[Interface dataset entries]
__________________________________________________

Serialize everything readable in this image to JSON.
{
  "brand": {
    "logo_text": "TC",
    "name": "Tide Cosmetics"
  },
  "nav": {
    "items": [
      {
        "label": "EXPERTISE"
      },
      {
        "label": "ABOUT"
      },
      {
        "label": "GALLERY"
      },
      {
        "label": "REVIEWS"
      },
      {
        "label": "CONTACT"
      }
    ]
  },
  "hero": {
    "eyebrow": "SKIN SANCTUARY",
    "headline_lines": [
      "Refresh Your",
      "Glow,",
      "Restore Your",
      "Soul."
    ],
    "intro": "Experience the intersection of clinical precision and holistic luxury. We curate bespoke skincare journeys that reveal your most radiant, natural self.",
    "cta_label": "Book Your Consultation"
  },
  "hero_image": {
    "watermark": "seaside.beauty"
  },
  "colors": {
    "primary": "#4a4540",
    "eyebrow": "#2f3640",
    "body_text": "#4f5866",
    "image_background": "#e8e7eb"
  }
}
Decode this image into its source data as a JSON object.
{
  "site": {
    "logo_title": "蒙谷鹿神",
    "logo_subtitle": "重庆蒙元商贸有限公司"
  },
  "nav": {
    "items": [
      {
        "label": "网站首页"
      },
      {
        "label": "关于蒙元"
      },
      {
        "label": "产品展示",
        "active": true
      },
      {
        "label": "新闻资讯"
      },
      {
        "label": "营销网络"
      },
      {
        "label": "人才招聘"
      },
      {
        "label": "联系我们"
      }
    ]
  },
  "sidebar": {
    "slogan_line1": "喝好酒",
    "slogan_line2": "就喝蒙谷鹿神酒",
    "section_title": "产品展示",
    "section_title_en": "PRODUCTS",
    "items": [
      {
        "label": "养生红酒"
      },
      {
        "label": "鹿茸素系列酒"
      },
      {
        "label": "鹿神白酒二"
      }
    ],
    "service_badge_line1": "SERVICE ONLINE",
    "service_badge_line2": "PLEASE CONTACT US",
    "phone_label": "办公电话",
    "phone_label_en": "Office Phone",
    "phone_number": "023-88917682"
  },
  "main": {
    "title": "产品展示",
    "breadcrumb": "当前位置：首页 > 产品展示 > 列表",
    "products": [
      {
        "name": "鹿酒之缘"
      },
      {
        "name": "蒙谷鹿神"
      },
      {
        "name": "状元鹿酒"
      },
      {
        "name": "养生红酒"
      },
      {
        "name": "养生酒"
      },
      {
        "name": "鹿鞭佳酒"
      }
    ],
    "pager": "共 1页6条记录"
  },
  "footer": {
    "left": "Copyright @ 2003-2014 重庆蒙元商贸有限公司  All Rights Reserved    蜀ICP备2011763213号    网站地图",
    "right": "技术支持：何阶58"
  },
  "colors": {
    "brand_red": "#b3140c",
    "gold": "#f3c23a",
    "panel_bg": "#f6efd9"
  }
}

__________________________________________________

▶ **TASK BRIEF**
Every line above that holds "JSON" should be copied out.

▶ **TASK RESULT**
Serialize everything readable in this image to JSON.
Decode this image into its source data as a JSON object.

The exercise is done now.